**Exercise brief**
The records that follow need to be output exactly as they are.
"""
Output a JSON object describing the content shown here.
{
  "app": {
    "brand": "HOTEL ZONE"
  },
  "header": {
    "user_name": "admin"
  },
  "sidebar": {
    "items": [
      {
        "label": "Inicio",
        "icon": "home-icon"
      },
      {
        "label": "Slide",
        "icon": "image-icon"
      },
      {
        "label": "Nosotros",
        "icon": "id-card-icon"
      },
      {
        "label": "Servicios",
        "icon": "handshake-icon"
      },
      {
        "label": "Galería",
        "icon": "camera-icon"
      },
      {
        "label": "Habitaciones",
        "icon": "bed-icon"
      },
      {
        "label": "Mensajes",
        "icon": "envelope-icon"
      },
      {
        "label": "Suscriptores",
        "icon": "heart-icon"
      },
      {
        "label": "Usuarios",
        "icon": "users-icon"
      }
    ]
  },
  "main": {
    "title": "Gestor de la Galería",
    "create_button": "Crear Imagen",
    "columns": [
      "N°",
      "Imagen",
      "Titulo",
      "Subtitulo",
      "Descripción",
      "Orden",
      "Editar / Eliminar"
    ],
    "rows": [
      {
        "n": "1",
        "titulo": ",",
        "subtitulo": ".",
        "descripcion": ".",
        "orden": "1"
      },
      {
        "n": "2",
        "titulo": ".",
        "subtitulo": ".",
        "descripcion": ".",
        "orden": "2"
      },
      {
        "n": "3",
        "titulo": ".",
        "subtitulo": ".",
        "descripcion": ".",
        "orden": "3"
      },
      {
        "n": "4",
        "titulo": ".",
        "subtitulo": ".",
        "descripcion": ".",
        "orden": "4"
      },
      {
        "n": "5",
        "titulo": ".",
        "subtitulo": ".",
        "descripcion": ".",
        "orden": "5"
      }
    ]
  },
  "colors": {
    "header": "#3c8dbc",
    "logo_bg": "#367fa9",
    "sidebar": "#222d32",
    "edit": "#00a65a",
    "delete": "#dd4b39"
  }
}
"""
**Written answer**
Output a JSON object describing the content shown here.
{
  "app": {
    "brand": "HOTEL ZONE"
  },
  "header": {
    "user_name": "admin"
  },
  "sidebar": {
    "items": [
      {
        "label": "Inicio",
        "icon": "home-icon"
      },
      {
        "label": "Slide",
        "icon": "image-icon"
      },
      {
        "label": "Nosotros",
        "icon": "id-card-icon"
      },
      {
        "label": "Servicios",
        "icon": "handshake-icon"
      },
      {
        "label": "Galería",
        "icon": "camera-icon"
      },
      {
        "label": "Habitaciones",
        "icon": "bed-icon"
      },
      {
        "label": "Mensajes",
        "icon": "envelope-icon"
      },
      {
        "label": "Suscriptores",
        "icon": "heart-icon"
      },
      {
        "label": "Usuarios",
        "icon": "users-icon"
      }
    ]
  },
  "main": {
    "title": "Gestor de la Galería",
    "create_button": "Crear Imagen",
    "columns": [
      "N°",
      "Imagen",
      "Titulo",
      "Subtitulo",
      "Descripción",
      "Orden",
      "Editar / Eliminar"
    ],
    "rows": [
      {
        "n": "1",
        "titulo": ",",
        "subtitulo": ".",
        "descripcion": ".",
        "orden": "1"
      },
      {
        "n": "2",
        "titulo": ".",
        "subtitulo": ".",
        "descripcion": ".",
        "orden": "2"
      },
      {
        "n": "3",
        "titulo": ".",
        "subtitulo": ".",
        "descripcion": ".",
        "orden": "3"
      },
      {
        "n": "4",
        "titulo": ".",
        "subtitulo": ".",
        "descripcion": ".",
        "orden": "4"
      },
      {
        "n": "5",
        "titulo": ".",
        "subtitulo": ".",
        "descripcion": ".",
        "orden": "5"
      }
    ]
  },
  "colors": {
    "header": "#3c8dbc",
    "logo_bg": "#367fa9",
    "sidebar": "#222d32",
    "edit": "#00a65a",
    "delete": "#dd4b39"
  }
}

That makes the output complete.